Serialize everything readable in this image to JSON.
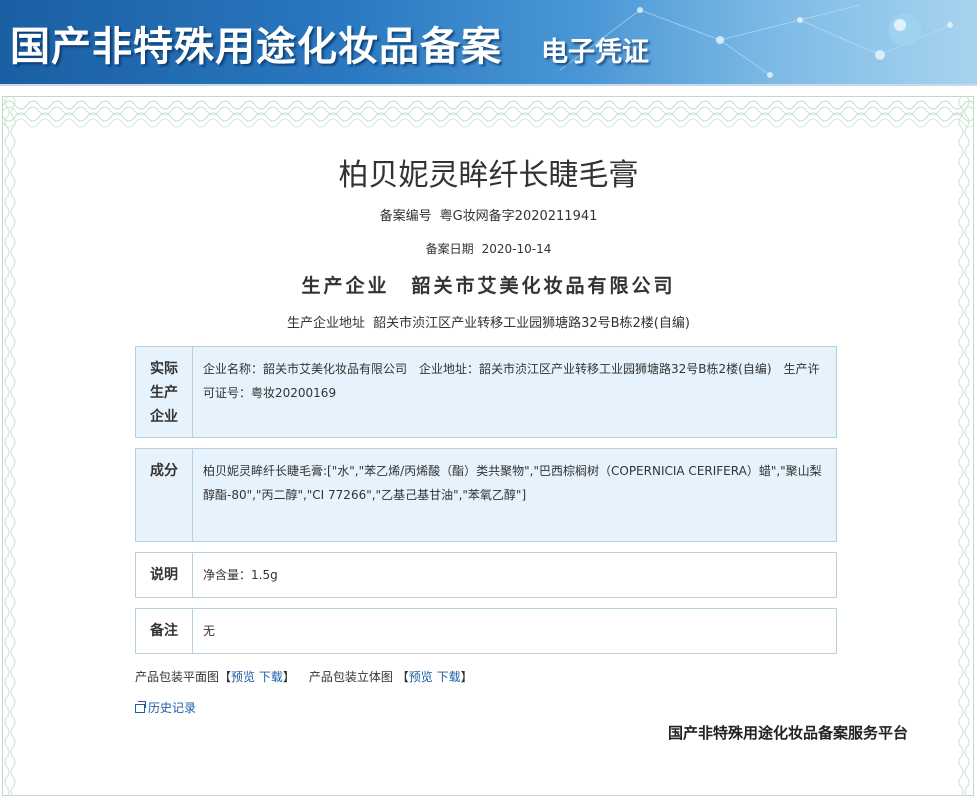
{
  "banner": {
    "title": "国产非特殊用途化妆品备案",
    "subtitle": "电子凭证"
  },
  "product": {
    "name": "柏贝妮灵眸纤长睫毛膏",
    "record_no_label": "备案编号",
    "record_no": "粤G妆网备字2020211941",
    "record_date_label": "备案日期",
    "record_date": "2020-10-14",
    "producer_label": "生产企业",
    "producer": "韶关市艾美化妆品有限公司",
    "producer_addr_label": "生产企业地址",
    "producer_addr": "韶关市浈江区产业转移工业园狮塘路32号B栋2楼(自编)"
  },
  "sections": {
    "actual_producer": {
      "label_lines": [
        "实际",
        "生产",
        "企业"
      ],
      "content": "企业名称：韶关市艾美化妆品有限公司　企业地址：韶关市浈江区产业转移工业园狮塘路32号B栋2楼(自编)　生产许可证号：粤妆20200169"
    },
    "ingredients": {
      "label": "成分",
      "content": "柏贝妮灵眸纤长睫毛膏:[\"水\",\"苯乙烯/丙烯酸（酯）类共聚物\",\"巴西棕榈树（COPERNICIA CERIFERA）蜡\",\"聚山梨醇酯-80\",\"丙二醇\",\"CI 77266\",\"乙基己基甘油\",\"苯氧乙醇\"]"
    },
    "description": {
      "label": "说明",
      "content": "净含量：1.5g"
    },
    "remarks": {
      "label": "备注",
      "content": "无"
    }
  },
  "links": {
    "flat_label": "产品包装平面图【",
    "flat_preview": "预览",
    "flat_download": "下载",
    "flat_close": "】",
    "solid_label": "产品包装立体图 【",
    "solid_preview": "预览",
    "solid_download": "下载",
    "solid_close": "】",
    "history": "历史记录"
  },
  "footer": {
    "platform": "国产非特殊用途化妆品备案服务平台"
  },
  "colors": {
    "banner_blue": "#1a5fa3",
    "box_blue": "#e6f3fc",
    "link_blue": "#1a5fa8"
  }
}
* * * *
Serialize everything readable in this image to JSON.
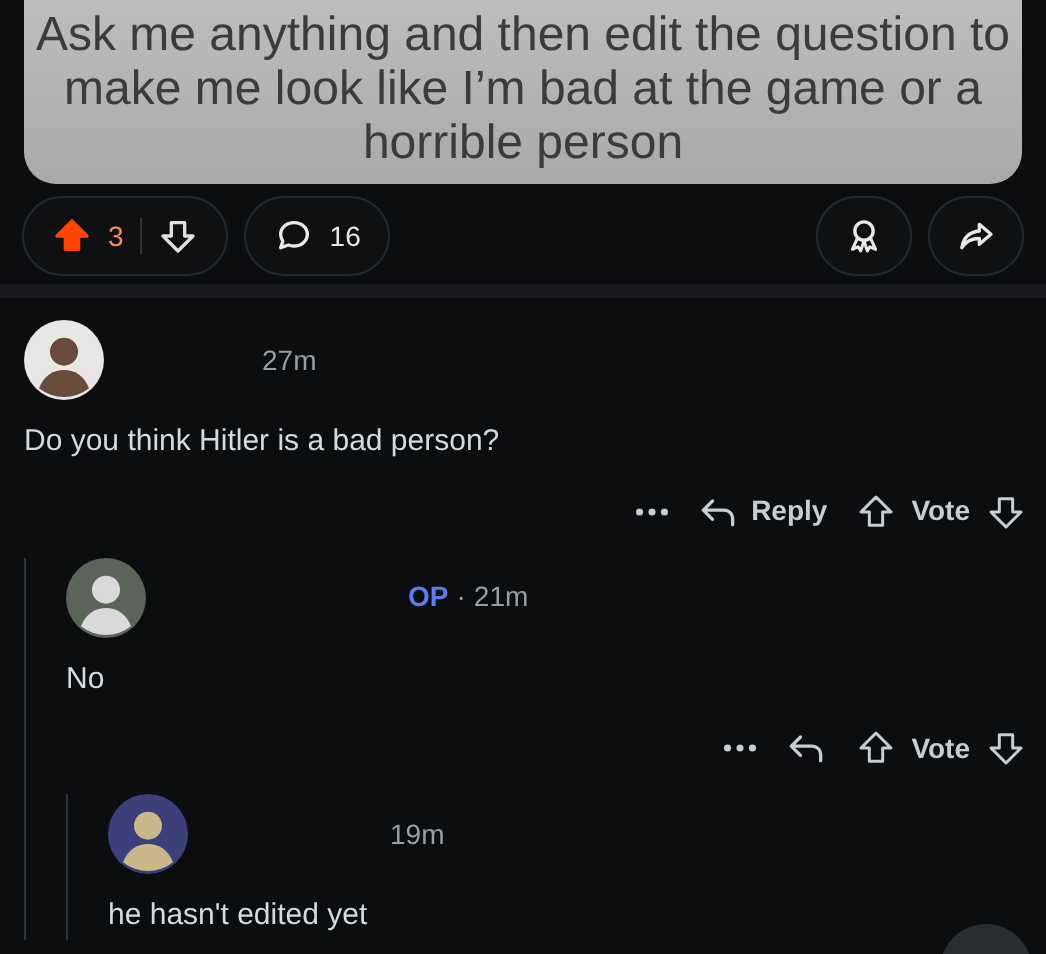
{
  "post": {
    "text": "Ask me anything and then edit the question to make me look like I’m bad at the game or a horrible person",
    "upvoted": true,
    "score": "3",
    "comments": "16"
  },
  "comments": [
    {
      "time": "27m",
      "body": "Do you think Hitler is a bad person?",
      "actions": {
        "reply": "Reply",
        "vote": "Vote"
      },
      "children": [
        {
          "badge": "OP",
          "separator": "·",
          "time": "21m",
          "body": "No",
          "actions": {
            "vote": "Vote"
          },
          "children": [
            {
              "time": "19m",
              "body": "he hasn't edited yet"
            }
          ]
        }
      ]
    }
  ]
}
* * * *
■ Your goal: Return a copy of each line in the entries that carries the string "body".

■ Response to the task:
      "body": "Do you think Hitler is a bad person?",
          "body": "No",
              "body": "he hasn't edited yet"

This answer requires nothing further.